For Odd’s village, winter seems like it will never end – more so than usual, that is. It is especially tough on Odd, who doesn’t quite fit in with his village, and at last he resolves to set forth into the wintry forest to figure out why spring does not come. When he runs into a bear, an eagle, and a fox, he is swept into a mystery and another world – the world of Asgard, where the Norse gods are dealing with an angry frost giant.
I didn’t realize that this was Gaiman-for-children until I began reading, but it didn’t lessen my love for it at all. After all, I adore Coraline and The Graveyard Book… especially The Graveyard Book. Odd and the Frost Giants was perfection as well – which shouldn’t have come as a surprise. After all, it is Gaiman, and I don’t think I’ve ever read anything of his that I wouldn’t give 5 stars.

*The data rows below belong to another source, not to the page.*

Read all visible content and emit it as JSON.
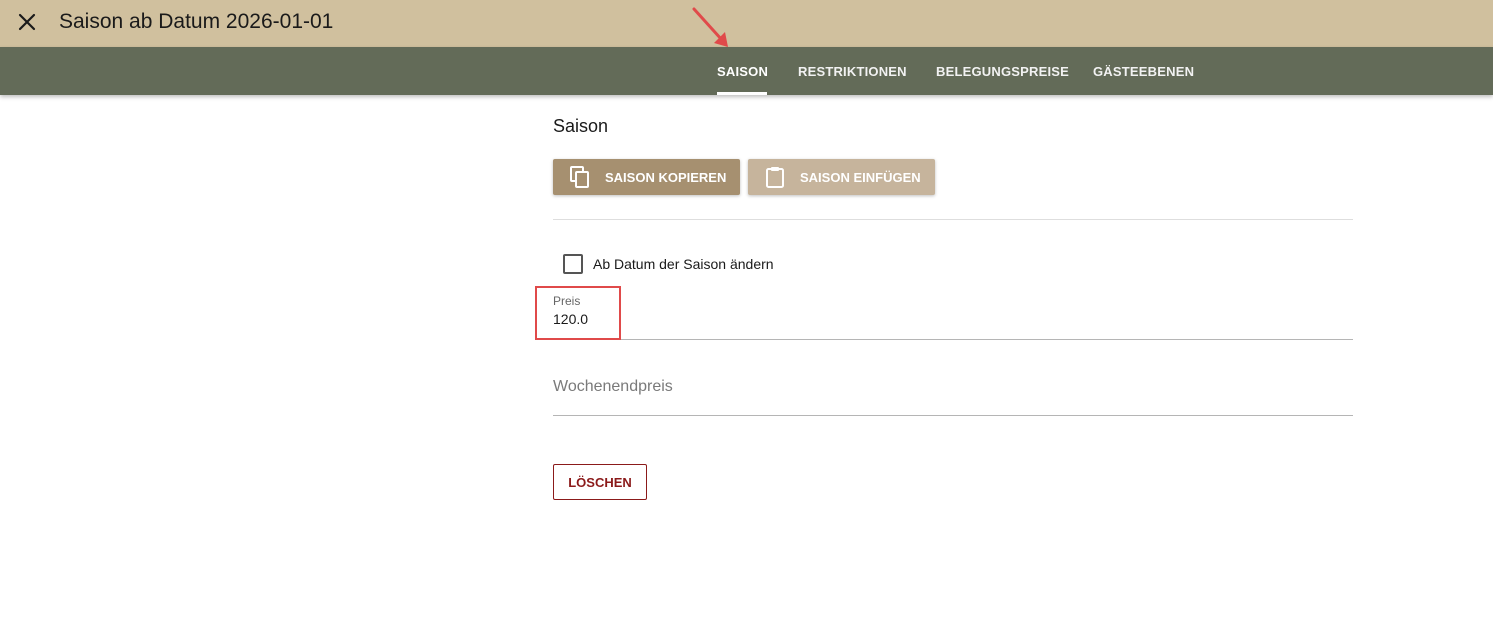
{
  "header": {
    "title": "Saison ab Datum 2026-01-01",
    "close_icon": "close-icon"
  },
  "tabs": [
    {
      "label": "SAISON",
      "active": true
    },
    {
      "label": "RESTRIKTIONEN",
      "active": false
    },
    {
      "label": "BELEGUNGSPREISE",
      "active": false
    },
    {
      "label": "GÄSTEEBENEN",
      "active": false
    }
  ],
  "section": {
    "title": "Saison",
    "copy_button": "SAISON KOPIEREN",
    "copy_icon": "copy-icon",
    "paste_button": "SAISON EINFÜGEN",
    "paste_icon": "clipboard-icon"
  },
  "form": {
    "checkbox_label": "Ab Datum der Saison ändern",
    "checkbox_checked": false,
    "price_label": "Preis",
    "price_value": "120.0",
    "weekend_price_placeholder": "Wochenendpreis"
  },
  "actions": {
    "delete_button": "LÖSCHEN"
  },
  "colors": {
    "titlebar": "#d0c09e",
    "tabbar": "#636b58",
    "copy_button": "#a69070",
    "paste_button": "#c6b49c",
    "delete": "#8b1a1a",
    "annotation": "#e04a4a"
  }
}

I read this in an evening – unsurprisingly; it is quite short. It was all the better for its brevity. Odd was a lovely, thoughtful protagonist in this world of feisty butt-kicking MG/YA protagonists. Like many Gaiman heroes, he is brainy rather than brawny, but his solution to the Asgardian’s problem was enchanting. I smiled often while reading it, especially at the delightful animal forms of Thor, Odin, and Loki and their interactions with each other. It’s not the sort of book that surprises. It enthralls in a more peaceful way, and its ending was charming as well.

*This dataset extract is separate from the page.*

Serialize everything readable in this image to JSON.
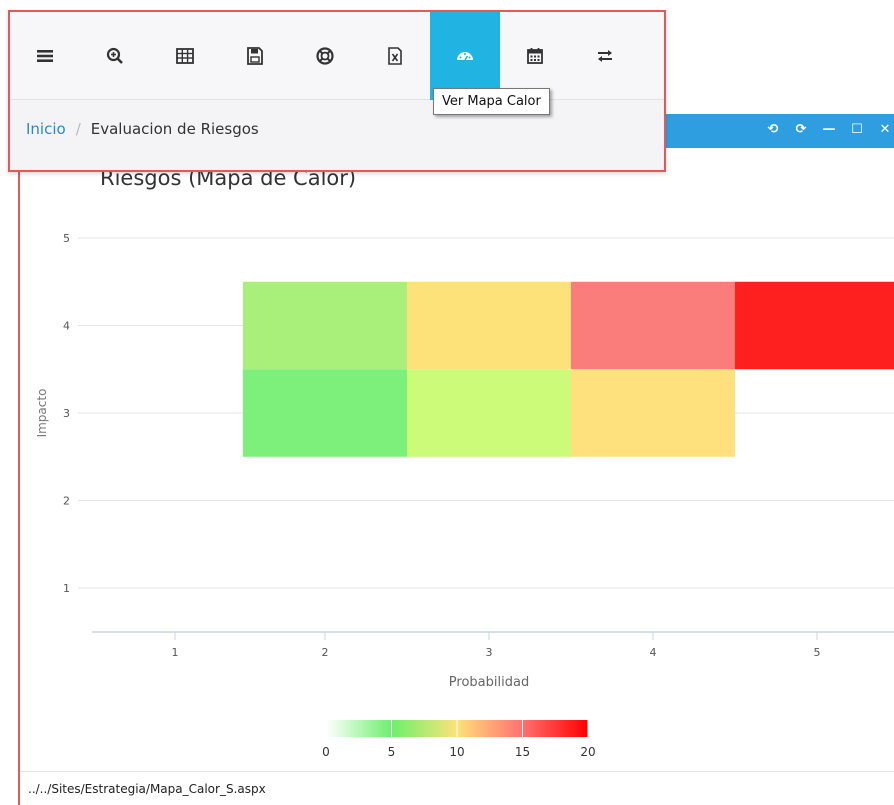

This is a wonderful introduction to the Norse world for children. I think my little sister (age 6) may be a tiny bit young for it right now – a pity, because it is a perfect book to read during this cold and seemingly never-ending winter. My mother, who homeschools her, says they will be doing mythology in a year or two, so it would be better suited for then. By that time, she could read it herself – and I’m sure she would love it. She might not get all the references, but they are not necessary to enjoy it.